====== Dataset excerpts

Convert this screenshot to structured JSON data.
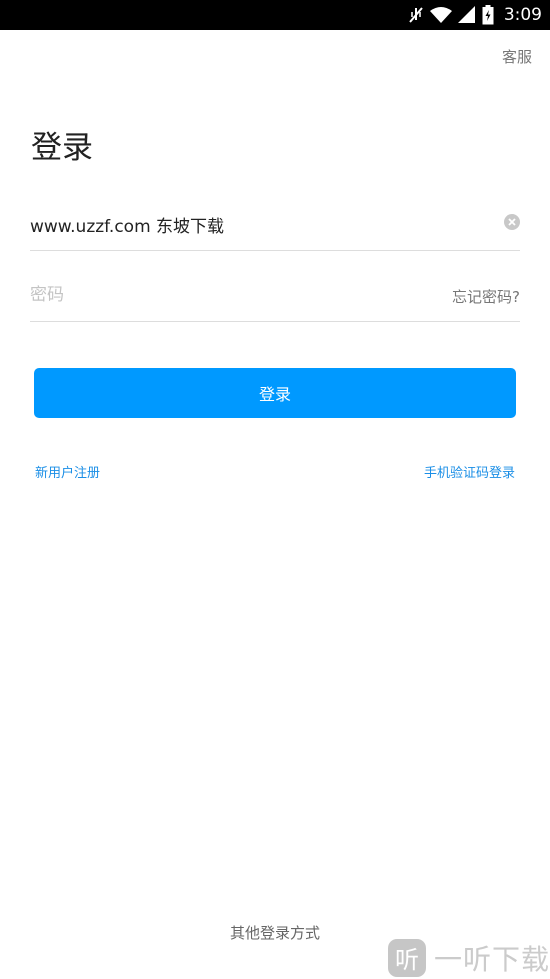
{
  "status_bar": {
    "time": "3:09",
    "icons": [
      "mute-icon",
      "wifi-icon",
      "signal-icon",
      "battery-icon"
    ]
  },
  "header": {
    "service_label": "客服"
  },
  "login": {
    "title": "登录",
    "username_value": "www.uzzf.com 东坡下载",
    "password_placeholder": "密码",
    "forgot_password": "忘记密码?",
    "submit_label": "登录",
    "register_label": "新用户注册",
    "sms_login_label": "手机验证码登录",
    "other_methods_label": "其他登录方式"
  },
  "watermark": {
    "logo_char": "听",
    "text": "一听下载"
  },
  "colors": {
    "accent": "#0099ff",
    "link": "#1a8ee6",
    "status_bar_bg": "#000000"
  }
}
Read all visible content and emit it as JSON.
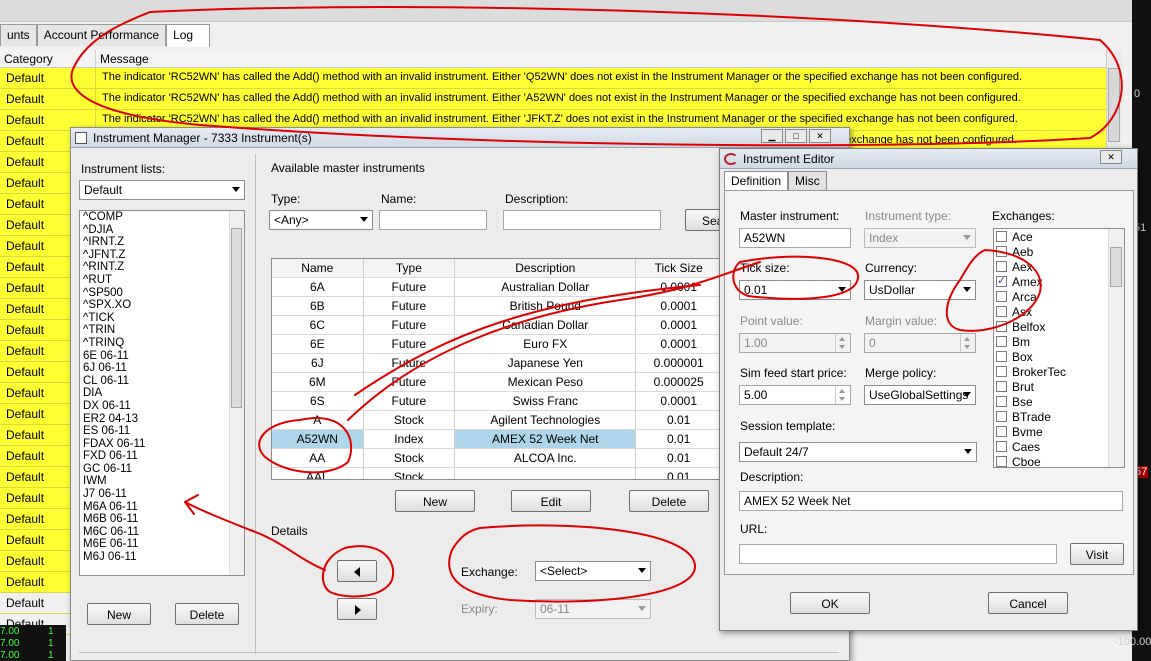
{
  "log_window": {
    "tabs": [
      {
        "label": "unts"
      },
      {
        "label": "Account Performance"
      },
      {
        "label": "Log"
      }
    ],
    "columns": {
      "category": "Category",
      "message": "Message"
    },
    "rows": [
      {
        "category": "Default",
        "message": "The indicator 'RC52WN' has called the Add() method with an invalid instrument. Either 'Q52WN' does not exist in the Instrument Manager or the specified exchange has not been configured."
      },
      {
        "category": "Default",
        "message": "The indicator 'RC52WN' has called the Add() method with an invalid instrument. Either 'A52WN' does not exist in the Instrument Manager or the specified exchange has not been configured."
      },
      {
        "category": "Default",
        "message": "The indicator 'RC52WN' has called the Add() method with an invalid instrument. Either 'JFKT.Z' does not exist in the Instrument Manager or the specified exchange has not been configured."
      },
      {
        "category": "Default",
        "message": "The indicator 'RC52WN' has called the Add() method with an invalid instrument. Either 'RIRT.Z' does not exist in the Instrument Manager or the specified exchange has not been configured."
      }
    ],
    "left_categories": [
      "Default",
      "Default",
      "Default",
      "Default",
      "Default",
      "Default",
      "Default",
      "Default",
      "Default",
      "Default",
      "Default",
      "Default",
      "Default",
      "Default",
      "Default",
      "Default",
      "Default",
      "Default",
      "Default",
      "Default",
      "Default",
      "Default",
      "Default",
      "Default",
      "Default",
      "Default",
      "Default"
    ],
    "bottom_values": [
      {
        "value": "7.00",
        "count": "1"
      },
      {
        "value": "7.00",
        "count": "1"
      },
      {
        "value": "7.00",
        "count": "1"
      }
    ],
    "right_ticks": [
      "0",
      "51",
      "57",
      "-100.00"
    ]
  },
  "instrument_manager": {
    "title": "Instrument Manager - 7333 Instrument(s)",
    "lists_label": "Instrument lists:",
    "lists_selected": "Default",
    "instruments": [
      "^COMP",
      "^DJIA",
      "^IRNT.Z",
      "^JFNT.Z",
      "^RINT.Z",
      "^RUT",
      "^SP500",
      "^SPX.XO",
      "^TICK",
      "^TRIN",
      "^TRINQ",
      "6E 06-11",
      "6J 06-11",
      "CL 06-11",
      "DIA",
      "DX 06-11",
      "ER2 04-13",
      "ES 06-11",
      "FDAX 06-11",
      "FXD 06-11",
      "GC 06-11",
      "IWM",
      "J7 06-11",
      "M6A 06-11",
      "M6B 06-11",
      "M6C 06-11",
      "M6E 06-11",
      "M6J 06-11"
    ],
    "new_label": "New",
    "delete_label": "Delete",
    "available_label": "Available master instruments",
    "type_label": "Type:",
    "type_value": "<Any>",
    "name_label": "Name:",
    "name_value": "",
    "description_label": "Description:",
    "description_value": "",
    "search_label": "Sea",
    "table": {
      "headers": {
        "name": "Name",
        "type": "Type",
        "description": "Description",
        "tick": "Tick Size"
      },
      "rows": [
        {
          "name": "6A",
          "type": "Future",
          "description": "Australian Dollar",
          "tick": "0.0001"
        },
        {
          "name": "6B",
          "type": "Future",
          "description": "British Pound",
          "tick": "0.0001"
        },
        {
          "name": "6C",
          "type": "Future",
          "description": "Canadian Dollar",
          "tick": "0.0001"
        },
        {
          "name": "6E",
          "type": "Future",
          "description": "Euro FX",
          "tick": "0.0001"
        },
        {
          "name": "6J",
          "type": "Future",
          "description": "Japanese Yen",
          "tick": "0.000001"
        },
        {
          "name": "6M",
          "type": "Future",
          "description": "Mexican Peso",
          "tick": "0.000025"
        },
        {
          "name": "6S",
          "type": "Future",
          "description": "Swiss Franc",
          "tick": "0.0001"
        },
        {
          "name": "A",
          "type": "Stock",
          "description": "Agilent Technologies",
          "tick": "0.01"
        },
        {
          "name": "A52WN",
          "type": "Index",
          "description": "AMEX 52 Week Net",
          "tick": "0.01"
        },
        {
          "name": "AA",
          "type": "Stock",
          "description": "ALCOA Inc.",
          "tick": "0.01"
        },
        {
          "name": "AAL",
          "type": "Stock",
          "description": "",
          "tick": "0.01"
        }
      ]
    },
    "table_new": "New",
    "table_edit": "Edit",
    "table_delete": "Delete",
    "details_label": "Details",
    "exchange_label": "Exchange:",
    "exchange_value": "<Select>",
    "expiry_label": "Expiry:",
    "expiry_value": "06-11"
  },
  "instrument_editor": {
    "title": "Instrument Editor",
    "tabs": [
      {
        "label": "Definition"
      },
      {
        "label": "Misc"
      }
    ],
    "master_label": "Master instrument:",
    "master_value": "A52WN",
    "itype_label": "Instrument type:",
    "itype_value": "Index",
    "exchanges_label": "Exchanges:",
    "tick_label": "Tick size:",
    "tick_value": "0.01",
    "currency_label": "Currency:",
    "currency_value": "UsDollar",
    "point_label": "Point value:",
    "point_value": "1.00",
    "margin_label": "Margin value:",
    "margin_value": "0",
    "sim_label": "Sim feed start price:",
    "sim_value": "5.00",
    "merge_label": "Merge policy:",
    "merge_value": "UseGlobalSettings",
    "session_label": "Session template:",
    "session_value": "Default 24/7",
    "desc_label": "Description:",
    "desc_value": "AMEX 52 Week Net",
    "url_label": "URL:",
    "url_value": "",
    "visit_label": "Visit",
    "ok_label": "OK",
    "cancel_label": "Cancel",
    "exchanges": [
      {
        "name": "Ace",
        "checked": false
      },
      {
        "name": "Aeb",
        "checked": false
      },
      {
        "name": "Aex",
        "checked": false
      },
      {
        "name": "Amex",
        "checked": true
      },
      {
        "name": "Arca",
        "checked": false
      },
      {
        "name": "Asx",
        "checked": false
      },
      {
        "name": "Belfox",
        "checked": false
      },
      {
        "name": "Bm",
        "checked": false
      },
      {
        "name": "Box",
        "checked": false
      },
      {
        "name": "BrokerTec",
        "checked": false
      },
      {
        "name": "Brut",
        "checked": false
      },
      {
        "name": "Bse",
        "checked": false
      },
      {
        "name": "BTrade",
        "checked": false
      },
      {
        "name": "Bvme",
        "checked": false
      },
      {
        "name": "Caes",
        "checked": false
      },
      {
        "name": "Cboe",
        "checked": false
      }
    ]
  },
  "colors": {
    "log_highlight": "#ffff33",
    "selection": "#aed6ea",
    "annotation": "#e00000"
  }
}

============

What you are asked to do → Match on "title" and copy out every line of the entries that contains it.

Exercise solution →
    "title": "登录",
    "title": "Instrument Manager - 7333 Instrument(s)",
    "title": "Instrument Editor",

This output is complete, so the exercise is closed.